Mary Alice lived with her parents while she went to UNO, but that didn’t mean she didn’t participate in other activities outside of classes. She was an active member of Sigma Kappa. “I loved doing everything that had to do with the sorority” (Interview). One of Mary Alice’s best memories of being in the sorority was when she and her sorority sisters were in a homecoming parade for UNO on a float: “I never had so much fun— creating it and then getting to ride on the float” (Interview). Mary Alice also, like so many students today, worked numerous part-time jobs while going to school. “Between school, work, and the sorority, I was busy,” she recalls.
Mary Alice loved a lot about UNO, but like many students, she wasn’t happy with the parking situation. When Mary Alice asked how the parking situation is today, and I said, “Terrible,” we both couldn’t believe that the situation had never been fixed. Like many commuters today, Mary Alice also parked at Elmwood Park and walked to campus. “I used to hate walking to the university from Elmwood, but it was better than trying to fight for a parking spot!”

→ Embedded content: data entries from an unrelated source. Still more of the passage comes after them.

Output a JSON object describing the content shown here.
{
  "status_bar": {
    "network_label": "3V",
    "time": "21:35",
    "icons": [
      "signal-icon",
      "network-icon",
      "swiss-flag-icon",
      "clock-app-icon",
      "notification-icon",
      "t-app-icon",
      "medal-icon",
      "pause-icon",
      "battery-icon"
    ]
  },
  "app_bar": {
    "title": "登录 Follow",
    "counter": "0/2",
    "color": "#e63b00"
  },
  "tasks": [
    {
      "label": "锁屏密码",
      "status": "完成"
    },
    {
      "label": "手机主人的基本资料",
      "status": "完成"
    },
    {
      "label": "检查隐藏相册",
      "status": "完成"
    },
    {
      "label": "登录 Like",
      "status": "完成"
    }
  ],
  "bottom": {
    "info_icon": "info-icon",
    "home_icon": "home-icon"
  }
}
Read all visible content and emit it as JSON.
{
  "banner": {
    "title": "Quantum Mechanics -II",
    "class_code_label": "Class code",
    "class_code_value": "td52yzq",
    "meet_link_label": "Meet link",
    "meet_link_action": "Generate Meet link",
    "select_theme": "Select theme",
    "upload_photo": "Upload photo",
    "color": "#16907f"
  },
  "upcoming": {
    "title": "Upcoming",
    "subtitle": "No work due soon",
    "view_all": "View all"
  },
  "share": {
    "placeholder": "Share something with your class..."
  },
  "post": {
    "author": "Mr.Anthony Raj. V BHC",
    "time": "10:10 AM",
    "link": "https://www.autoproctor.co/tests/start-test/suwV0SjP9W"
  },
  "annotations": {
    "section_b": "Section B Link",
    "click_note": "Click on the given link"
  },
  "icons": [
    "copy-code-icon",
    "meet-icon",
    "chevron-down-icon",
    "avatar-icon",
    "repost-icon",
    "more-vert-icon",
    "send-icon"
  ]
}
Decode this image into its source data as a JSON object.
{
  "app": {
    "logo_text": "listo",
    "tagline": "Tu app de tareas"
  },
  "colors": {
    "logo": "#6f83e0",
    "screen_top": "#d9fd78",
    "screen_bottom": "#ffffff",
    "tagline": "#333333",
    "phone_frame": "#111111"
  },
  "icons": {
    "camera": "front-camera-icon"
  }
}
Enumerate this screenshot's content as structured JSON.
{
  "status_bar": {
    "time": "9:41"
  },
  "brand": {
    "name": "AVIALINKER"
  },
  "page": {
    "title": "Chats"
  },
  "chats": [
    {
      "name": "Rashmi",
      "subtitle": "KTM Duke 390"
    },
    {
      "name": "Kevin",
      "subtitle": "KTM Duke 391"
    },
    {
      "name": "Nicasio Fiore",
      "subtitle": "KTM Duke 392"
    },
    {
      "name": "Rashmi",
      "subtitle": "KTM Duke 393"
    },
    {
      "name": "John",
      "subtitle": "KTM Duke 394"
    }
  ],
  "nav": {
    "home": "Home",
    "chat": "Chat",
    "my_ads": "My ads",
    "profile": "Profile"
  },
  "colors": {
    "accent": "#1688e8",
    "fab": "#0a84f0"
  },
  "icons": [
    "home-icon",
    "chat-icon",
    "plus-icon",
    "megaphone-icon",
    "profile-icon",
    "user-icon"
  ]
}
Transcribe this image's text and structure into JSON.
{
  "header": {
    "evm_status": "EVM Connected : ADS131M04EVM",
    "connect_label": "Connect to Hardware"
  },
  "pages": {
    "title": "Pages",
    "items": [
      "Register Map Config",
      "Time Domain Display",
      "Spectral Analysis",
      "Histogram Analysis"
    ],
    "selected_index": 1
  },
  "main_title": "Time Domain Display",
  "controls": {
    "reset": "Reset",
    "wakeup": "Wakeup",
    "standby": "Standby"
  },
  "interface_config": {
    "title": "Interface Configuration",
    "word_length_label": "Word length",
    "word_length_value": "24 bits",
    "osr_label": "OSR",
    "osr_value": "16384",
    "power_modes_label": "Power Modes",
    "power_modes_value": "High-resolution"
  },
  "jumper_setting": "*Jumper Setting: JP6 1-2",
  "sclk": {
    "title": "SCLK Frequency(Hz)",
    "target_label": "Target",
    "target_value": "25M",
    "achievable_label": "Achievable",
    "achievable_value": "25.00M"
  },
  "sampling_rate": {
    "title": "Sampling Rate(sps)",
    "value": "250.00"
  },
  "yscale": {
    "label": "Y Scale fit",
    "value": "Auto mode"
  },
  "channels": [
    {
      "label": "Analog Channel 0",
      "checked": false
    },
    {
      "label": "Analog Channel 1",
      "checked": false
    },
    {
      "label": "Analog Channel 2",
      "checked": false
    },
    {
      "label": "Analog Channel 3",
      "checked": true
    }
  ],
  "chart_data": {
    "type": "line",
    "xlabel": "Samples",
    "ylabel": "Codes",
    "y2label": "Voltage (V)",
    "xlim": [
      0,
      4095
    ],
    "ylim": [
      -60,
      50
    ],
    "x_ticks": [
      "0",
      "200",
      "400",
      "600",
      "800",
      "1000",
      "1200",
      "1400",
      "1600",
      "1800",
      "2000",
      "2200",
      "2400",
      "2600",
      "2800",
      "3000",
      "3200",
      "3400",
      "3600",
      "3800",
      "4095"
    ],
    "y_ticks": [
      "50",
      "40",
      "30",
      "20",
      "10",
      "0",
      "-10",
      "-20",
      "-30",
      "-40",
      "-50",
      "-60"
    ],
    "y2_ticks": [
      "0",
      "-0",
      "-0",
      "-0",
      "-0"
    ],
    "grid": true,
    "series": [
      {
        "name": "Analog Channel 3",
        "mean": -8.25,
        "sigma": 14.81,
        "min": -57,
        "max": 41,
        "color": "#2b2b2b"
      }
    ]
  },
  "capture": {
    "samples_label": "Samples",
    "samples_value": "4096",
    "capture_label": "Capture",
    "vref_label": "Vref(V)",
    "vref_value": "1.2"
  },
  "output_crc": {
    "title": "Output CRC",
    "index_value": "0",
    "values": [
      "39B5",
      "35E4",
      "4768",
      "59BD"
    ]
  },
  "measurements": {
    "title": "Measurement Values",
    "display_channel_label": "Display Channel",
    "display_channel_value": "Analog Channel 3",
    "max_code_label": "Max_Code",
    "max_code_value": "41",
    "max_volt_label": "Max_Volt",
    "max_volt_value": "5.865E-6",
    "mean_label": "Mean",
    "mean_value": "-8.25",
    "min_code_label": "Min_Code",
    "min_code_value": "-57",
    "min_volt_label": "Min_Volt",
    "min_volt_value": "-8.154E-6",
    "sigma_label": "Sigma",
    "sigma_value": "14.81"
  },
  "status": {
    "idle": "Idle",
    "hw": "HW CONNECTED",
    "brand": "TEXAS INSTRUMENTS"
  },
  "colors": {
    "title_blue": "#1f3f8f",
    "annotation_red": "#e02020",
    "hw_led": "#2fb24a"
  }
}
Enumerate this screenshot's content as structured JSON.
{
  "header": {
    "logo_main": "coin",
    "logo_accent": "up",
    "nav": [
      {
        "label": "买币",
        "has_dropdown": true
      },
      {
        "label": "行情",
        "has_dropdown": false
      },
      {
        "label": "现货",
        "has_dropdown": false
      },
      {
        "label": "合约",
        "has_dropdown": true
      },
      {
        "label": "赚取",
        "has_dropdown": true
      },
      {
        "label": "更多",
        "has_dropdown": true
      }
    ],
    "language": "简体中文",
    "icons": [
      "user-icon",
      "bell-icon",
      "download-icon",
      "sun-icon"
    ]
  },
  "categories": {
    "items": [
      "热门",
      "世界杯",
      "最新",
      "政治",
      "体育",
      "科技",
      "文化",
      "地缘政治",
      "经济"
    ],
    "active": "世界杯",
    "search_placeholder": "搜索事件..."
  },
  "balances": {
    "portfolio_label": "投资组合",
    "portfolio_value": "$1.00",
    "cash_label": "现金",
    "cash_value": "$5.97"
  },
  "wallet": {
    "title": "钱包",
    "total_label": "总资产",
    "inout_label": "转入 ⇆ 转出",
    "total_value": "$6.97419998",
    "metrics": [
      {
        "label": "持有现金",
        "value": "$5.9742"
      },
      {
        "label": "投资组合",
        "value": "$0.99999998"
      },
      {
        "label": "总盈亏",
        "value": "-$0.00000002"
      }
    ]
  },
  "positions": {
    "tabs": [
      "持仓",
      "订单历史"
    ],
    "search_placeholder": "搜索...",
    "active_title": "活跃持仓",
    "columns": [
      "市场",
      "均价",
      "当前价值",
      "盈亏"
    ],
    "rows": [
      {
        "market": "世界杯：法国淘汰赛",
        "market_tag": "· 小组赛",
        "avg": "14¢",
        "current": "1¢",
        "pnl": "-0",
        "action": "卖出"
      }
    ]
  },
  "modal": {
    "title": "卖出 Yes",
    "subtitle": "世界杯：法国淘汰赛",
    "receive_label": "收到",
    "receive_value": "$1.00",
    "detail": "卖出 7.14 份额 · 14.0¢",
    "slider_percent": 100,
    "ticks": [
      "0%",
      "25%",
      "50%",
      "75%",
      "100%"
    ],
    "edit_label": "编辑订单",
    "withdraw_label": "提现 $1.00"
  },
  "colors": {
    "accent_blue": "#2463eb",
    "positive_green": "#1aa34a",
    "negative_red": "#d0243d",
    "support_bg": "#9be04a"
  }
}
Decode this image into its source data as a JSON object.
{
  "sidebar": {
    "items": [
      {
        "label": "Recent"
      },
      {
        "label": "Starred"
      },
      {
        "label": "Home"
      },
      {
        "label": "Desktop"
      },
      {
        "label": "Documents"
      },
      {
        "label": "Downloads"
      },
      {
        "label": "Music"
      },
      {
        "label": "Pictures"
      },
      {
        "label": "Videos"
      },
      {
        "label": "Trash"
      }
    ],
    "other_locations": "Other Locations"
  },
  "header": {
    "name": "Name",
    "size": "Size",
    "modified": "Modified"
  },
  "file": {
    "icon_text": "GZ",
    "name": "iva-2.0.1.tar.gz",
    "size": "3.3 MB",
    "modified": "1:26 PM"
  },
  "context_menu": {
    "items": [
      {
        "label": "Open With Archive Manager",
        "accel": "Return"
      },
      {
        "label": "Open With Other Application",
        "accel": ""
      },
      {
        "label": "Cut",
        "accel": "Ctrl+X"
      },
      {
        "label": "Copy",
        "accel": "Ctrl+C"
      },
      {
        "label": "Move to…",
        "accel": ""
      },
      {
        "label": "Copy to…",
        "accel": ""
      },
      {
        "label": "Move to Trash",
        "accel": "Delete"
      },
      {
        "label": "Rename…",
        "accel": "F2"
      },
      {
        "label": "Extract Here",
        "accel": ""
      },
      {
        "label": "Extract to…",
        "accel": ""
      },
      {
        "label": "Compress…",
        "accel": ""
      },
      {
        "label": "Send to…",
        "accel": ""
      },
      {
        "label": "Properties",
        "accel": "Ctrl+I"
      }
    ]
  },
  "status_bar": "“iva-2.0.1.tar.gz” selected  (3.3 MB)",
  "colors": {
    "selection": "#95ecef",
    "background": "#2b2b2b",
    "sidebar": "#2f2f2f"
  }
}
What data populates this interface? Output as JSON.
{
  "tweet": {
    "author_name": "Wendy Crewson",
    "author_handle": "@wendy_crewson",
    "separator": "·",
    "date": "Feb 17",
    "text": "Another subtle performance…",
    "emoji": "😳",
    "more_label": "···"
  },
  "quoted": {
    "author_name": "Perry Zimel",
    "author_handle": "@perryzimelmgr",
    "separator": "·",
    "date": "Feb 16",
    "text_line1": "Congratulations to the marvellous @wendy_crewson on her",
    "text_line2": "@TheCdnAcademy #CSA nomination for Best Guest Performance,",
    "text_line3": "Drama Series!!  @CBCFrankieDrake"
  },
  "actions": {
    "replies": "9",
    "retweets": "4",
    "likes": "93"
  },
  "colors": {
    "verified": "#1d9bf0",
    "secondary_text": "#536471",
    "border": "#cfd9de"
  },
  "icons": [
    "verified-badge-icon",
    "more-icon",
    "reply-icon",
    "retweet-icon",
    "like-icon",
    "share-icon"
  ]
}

After Mary Alice finished her bachelor’s degree, she decided to immediately pursue her master’s degree through Omaha U. “I thought that if I were to go and get a job that paid well, I would never be able to make myself go back and earn my master’s.” In 1964, Mary Alice realized her goal and earned her master’s degree in elementary education.
After Mary Alice finished up with her master’s degree, she and a fellow sorority sister wanted to gain some real-world experience. They were offered the opportunity to help staff by piloting the new government-funded Head Start Program. While the program was already established in other states, it had not yet appeared in Omaha. Education experts thought the Head Start Program would be perfect to try out at a North Omaha school (one which no longer exists). Mary Alice and her friend wanted both the experience and knowledge associated with the program. “We didn’t get paid or anything, but we needed experience.”
Mary Alice said the Head Start experience was so rewarding that she wanted to apply what she had learned in her own classroom. In other words, she was ready to teach. Still living in Omaha, she started teaching different grades, varying from kindergarten through the 6th grade. Mary Alice taught five years in Omaha and then went on to teach overseas for the Department of Defense School Systems (DoDDS) for the next 39 years of her career. While overseas Mary Alice traveled continuously all over Europe, the Middle East, and Africa where she taught at a variety of schools. During her first three years, she started in Turkey and then taught a year in Ethiopia. Next, she landed in Scotland. However, she didn’t stay in one place for long. Mary Alice followed a boyfriend back to Turkey. When things